Why then do Muslims venerate and claim Jerusalem? An oblique reference to the farthest mosque (Al-Aqsa) in the 17th chapter of the Qur’an is the sole incident where Jerusalem is hinted at but not named. The account in the Qur’an chronicles a fantastical tale where Mohammed travels to an outlying mosque from Mecca and journeys from that point on a winged horse named al-Buraq to paradise. In Mohammed’s time, there was no mosque in Jerusalem, or indeed any Muslims who would have need of a mosque.
With Donald Trump’s recognition of Jerusalem as the capital of the state of Israel, a host of people predicted doom. This move was also thought to be hurtful to many of the world’s Muslims.
Doubtless, what many didn’t consider was how God sees the move, or indeed his covenant people, Israel.
When I consider the Jewish claim to Jerusalem and the Muslim counter-claim I think of the wise ruling by Solomon. Now, Solomon’s judgement about a dispute over a baby is not an allegory for Jerusalem. It’s simply an account of a dispute that showcased the wisdom Solomon displayed and of more importance, the God who gave it to him.
Briefly, two women claim a living child for their own, alleging that the dead child belongs to the other. Solomon instructs that the child be cut in half and the pieces shared among the claimants. The real mother is concerned with the life of her child and the false mother with her case against her rival. Thus, Solomon is able to ascertain the real mother and make his judgement.
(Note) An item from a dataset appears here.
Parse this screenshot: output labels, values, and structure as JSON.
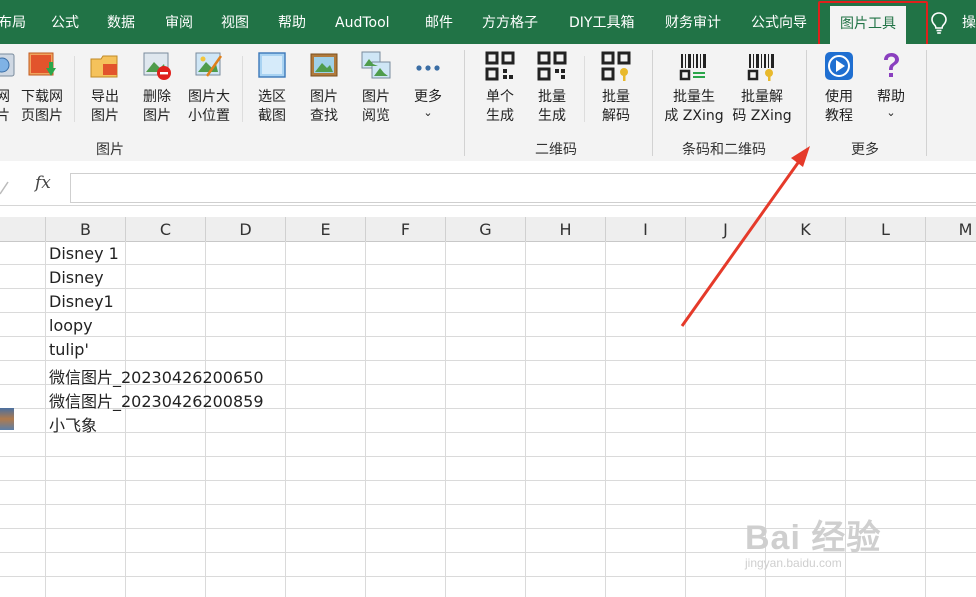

Looking at that account, I think of Jerusalem, a city that the Muslims/Palestinians want to divide. It’s an impossible thing to divide, and makes about as much sense as killing a child by dividing it.
When I think of the word ‘peace’ (as in we should pray for the peace of Jerusalem), it evokes for me something whole, united, complete, at rest. Dividing the city does the opposite of what I imagine peace to do.
I will be willing to concede that I may be wrong in applying a subjective connotation of the word ‘peace’ with the unity of a city, however consider that Berlin was not a peaceful city during the cold war, when it was divided and two antagonists faced off against each other within its boundaries.
The nations move carefully, and some spitefully, when it comes to Jerusalem. It is my hope that God would cause the division in the world over Jerusalem to point the people of Israel to the One they have pierced, and mourn for him and repent of the time they wasted in not believing him.
It is also my hope that the nations that are arrayed against a Jerusalem under Jewish control can consider God’s will before attacking her and ending up on the wrong side.
From Psalm 122:
6 Pray for the peace of Jerusalem:
“May those who love you be secure.
7 May there be peace within your walls
and security within your citadels.”
8 For the sake of my family and friends,
I will say, “Peace be within you.”
9 For the sake of the house of the Lord our God,
I will seek your prosperity. (NIV)